Available records:
━━━━━━
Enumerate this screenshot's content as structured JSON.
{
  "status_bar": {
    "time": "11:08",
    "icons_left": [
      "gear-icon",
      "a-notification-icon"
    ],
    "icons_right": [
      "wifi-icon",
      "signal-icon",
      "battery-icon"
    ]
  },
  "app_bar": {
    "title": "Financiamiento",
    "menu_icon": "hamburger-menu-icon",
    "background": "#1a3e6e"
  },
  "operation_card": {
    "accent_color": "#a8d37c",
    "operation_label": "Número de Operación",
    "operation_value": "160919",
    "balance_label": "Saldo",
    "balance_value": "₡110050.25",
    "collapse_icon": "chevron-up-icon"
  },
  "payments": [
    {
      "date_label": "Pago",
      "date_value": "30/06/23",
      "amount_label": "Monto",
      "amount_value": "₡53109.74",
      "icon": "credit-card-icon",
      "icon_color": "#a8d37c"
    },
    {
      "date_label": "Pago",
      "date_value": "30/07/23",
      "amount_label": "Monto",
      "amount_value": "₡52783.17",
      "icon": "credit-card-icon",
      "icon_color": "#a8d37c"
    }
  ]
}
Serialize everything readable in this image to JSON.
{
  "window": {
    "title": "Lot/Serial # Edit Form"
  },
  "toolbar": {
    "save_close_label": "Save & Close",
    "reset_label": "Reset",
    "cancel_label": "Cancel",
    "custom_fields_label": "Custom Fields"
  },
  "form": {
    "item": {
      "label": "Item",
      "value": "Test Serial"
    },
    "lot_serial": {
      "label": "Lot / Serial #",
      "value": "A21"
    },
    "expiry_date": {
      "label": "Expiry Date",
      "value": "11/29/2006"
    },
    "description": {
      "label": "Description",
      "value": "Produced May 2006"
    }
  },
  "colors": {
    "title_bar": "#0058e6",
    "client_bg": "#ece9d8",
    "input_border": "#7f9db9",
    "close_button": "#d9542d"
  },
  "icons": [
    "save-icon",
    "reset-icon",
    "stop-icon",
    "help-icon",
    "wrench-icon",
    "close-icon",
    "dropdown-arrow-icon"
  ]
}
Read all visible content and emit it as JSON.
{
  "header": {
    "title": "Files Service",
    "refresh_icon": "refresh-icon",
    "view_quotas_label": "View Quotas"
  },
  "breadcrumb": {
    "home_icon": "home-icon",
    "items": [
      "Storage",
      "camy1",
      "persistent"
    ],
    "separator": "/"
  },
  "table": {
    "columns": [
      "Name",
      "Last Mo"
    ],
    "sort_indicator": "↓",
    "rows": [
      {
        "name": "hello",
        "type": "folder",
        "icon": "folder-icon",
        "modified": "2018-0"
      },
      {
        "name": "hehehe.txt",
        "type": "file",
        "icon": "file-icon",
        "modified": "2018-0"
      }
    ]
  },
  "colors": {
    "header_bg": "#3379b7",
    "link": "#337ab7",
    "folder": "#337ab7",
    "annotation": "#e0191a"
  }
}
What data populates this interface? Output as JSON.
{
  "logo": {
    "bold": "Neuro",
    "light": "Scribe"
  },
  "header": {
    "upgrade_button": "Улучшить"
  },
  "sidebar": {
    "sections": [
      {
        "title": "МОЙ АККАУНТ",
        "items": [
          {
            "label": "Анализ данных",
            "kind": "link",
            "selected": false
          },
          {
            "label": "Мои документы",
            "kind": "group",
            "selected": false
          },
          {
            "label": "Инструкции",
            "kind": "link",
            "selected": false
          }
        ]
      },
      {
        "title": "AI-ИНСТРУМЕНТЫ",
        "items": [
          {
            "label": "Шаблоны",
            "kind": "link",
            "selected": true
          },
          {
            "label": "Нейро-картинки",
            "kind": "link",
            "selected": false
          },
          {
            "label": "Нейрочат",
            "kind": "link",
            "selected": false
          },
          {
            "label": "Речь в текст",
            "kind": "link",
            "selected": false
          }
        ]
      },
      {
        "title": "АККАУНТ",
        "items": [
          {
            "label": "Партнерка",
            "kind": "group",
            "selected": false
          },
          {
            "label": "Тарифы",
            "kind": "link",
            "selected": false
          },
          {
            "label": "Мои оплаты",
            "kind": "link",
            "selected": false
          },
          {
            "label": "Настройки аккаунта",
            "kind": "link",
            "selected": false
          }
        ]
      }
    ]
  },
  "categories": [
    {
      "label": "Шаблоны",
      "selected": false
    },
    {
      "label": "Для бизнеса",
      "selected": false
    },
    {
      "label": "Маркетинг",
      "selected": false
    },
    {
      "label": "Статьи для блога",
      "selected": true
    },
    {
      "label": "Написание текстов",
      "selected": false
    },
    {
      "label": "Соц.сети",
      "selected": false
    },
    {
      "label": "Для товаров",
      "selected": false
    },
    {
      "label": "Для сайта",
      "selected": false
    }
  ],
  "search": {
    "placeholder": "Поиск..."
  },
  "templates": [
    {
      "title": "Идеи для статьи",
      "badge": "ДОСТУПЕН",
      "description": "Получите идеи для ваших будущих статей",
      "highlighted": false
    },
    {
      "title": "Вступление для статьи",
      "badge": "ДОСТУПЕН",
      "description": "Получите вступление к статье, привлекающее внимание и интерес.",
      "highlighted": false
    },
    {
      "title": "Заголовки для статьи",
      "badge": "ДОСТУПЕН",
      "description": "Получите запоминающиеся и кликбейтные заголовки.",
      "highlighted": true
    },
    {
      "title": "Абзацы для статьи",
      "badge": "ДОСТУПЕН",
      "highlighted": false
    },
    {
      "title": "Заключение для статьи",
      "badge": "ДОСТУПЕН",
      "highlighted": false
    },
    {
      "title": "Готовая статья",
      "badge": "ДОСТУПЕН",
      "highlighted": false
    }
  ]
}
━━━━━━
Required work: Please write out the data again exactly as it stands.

Problem solution:
Enumerate this screenshot's content as structured JSON.
{
  "status_bar": {
    "time": "11:08",
    "icons_left": [
      "gear-icon",
      "a-notification-icon"
    ],
    "icons_right": [
      "wifi-icon",
      "signal-icon",
      "battery-icon"
    ]
  },
  "app_bar": {
    "title": "Financiamiento",
    "menu_icon": "hamburger-menu-icon",
    "background": "#1a3e6e"
  },
  "operation_card": {
    "accent_color": "#a8d37c",
    "operation_label": "Número de Operación",
    "operation_value": "160919",
    "balance_label": "Saldo",
    "balance_value": "₡110050.25",
    "collapse_icon": "chevron-up-icon"
  },
  "payments": [
    {
      "date_label": "Pago",
      "date_value": "30/06/23",
      "amount_label": "Monto",
      "amount_value": "₡53109.74",
      "icon": "credit-card-icon",
      "icon_color": "#a8d37c"
    },
    {
      "date_label": "Pago",
      "date_value": "30/07/23",
      "amount_label": "Monto",
      "amount_value": "₡52783.17",
      "icon": "credit-card-icon",
      "icon_color": "#a8d37c"
    }
  ]
}
Serialize everything readable in this image to JSON.
{
  "window": {
    "title": "Lot/Serial # Edit Form"
  },
  "toolbar": {
    "save_close_label": "Save & Close",
    "reset_label": "Reset",
    "cancel_label": "Cancel",
    "custom_fields_label": "Custom Fields"
  },
  "form": {
    "item": {
      "label": "Item",
      "value": "Test Serial"
    },
    "lot_serial": {
      "label": "Lot / Serial #",
      "value": "A21"
    },
    "expiry_date": {
      "label": "Expiry Date",
      "value": "11/29/2006"
    },
    "description": {
      "label": "Description",
      "value": "Produced May 2006"
    }
  },
  "colors": {
    "title_bar": "#0058e6",
    "client_bg": "#ece9d8",
    "input_border": "#7f9db9",
    "close_button": "#d9542d"
  },
  "icons": [
    "save-icon",
    "reset-icon",
    "stop-icon",
    "help-icon",
    "wrench-icon",
    "close-icon",
    "dropdown-arrow-icon"
  ]
}
Read all visible content and emit it as JSON.
{
  "header": {
    "title": "Files Service",
    "refresh_icon": "refresh-icon",
    "view_quotas_label": "View Quotas"
  },
  "breadcrumb": {
    "home_icon": "home-icon",
    "items": [
      "Storage",
      "camy1",
      "persistent"
    ],
    "separator": "/"
  },
  "table": {
    "columns": [
      "Name",
      "Last Mo"
    ],
    "sort_indicator": "↓",
    "rows": [
      {
        "name": "hello",
        "type": "folder",
        "icon": "folder-icon",
        "modified": "2018-0"
      },
      {
        "name": "hehehe.txt",
        "type": "file",
        "icon": "file-icon",
        "modified": "2018-0"
      }
    ]
  },
  "colors": {
    "header_bg": "#3379b7",
    "link": "#337ab7",
    "folder": "#337ab7",
    "annotation": "#e0191a"
  }
}
What data populates this interface? Output as JSON.
{
  "logo": {
    "bold": "Neuro",
    "light": "Scribe"
  },
  "header": {
    "upgrade_button": "Улучшить"
  },
  "sidebar": {
    "sections": [
      {
        "title": "МОЙ АККАУНТ",
        "items": [
          {
            "label": "Анализ данных",
            "kind": "link",
            "selected": false
          },
          {
            "label": "Мои документы",
            "kind": "group",
            "selected": false
          },
          {
            "label": "Инструкции",
            "kind": "link",
            "selected": false
          }
        ]
      },
      {
        "title": "AI-ИНСТРУМЕНТЫ",
        "items": [
          {
            "label": "Шаблоны",
            "kind": "link",
            "selected": true
          },
          {
            "label": "Нейро-картинки",
            "kind": "link",
            "selected": false
          },
          {
            "label": "Нейрочат",
            "kind": "link",
            "selected": false
          },
          {
            "label": "Речь в текст",
            "kind": "link",
            "selected": false
          }
        ]
      },
      {
        "title": "АККАУНТ",
        "items": [
          {
            "label": "Партнерка",
            "kind": "group",
            "selected": false
          },
          {
            "label": "Тарифы",
            "kind": "link",
            "selected": false
          },
          {
            "label": "Мои оплаты",
            "kind": "link",
            "selected": false
          },
          {
            "label": "Настройки аккаунта",
            "kind": "link",
            "selected": false
          }
        ]
      }
    ]
  },
  "categories": [
    {
      "label": "Шаблоны",
      "selected": false
    },
    {
      "label": "Для бизнеса",
      "selected": false
    },
    {
      "label": "Маркетинг",
      "selected": false
    },
    {
      "label": "Статьи для блога",
      "selected": true
    },
    {
      "label": "Написание текстов",
      "selected": false
    },
    {
      "label": "Соц.сети",
      "selected": false
    },
    {
      "label": "Для товаров",
      "selected": false
    },
    {
      "label": "Для сайта",
      "selected": false
    }
  ],
  "search": {
    "placeholder": "Поиск..."
  },
  "templates": [
    {
      "title": "Идеи для статьи",
      "badge": "ДОСТУПЕН",
      "description": "Получите идеи для ваших будущих статей",
      "highlighted": false
    },
    {
      "title": "Вступление для статьи",
      "badge": "ДОСТУПЕН",
      "description": "Получите вступление к статье, привлекающее внимание и интерес.",
      "highlighted": false
    },
    {
      "title": "Заголовки для статьи",
      "badge": "ДОСТУПЕН",
      "description": "Получите запоминающиеся и кликбейтные заголовки.",
      "highlighted": true
    },
    {
      "title": "Абзацы для статьи",
      "badge": "ДОСТУПЕН",
      "highlighted": false
    },
    {
      "title": "Заключение для статьи",
      "badge": "ДОСТУПЕН",
      "highlighted": false
    },
    {
      "title": "Готовая статья",
      "badge": "ДОСТУПЕН",
      "highlighted": false
    }
  ]
}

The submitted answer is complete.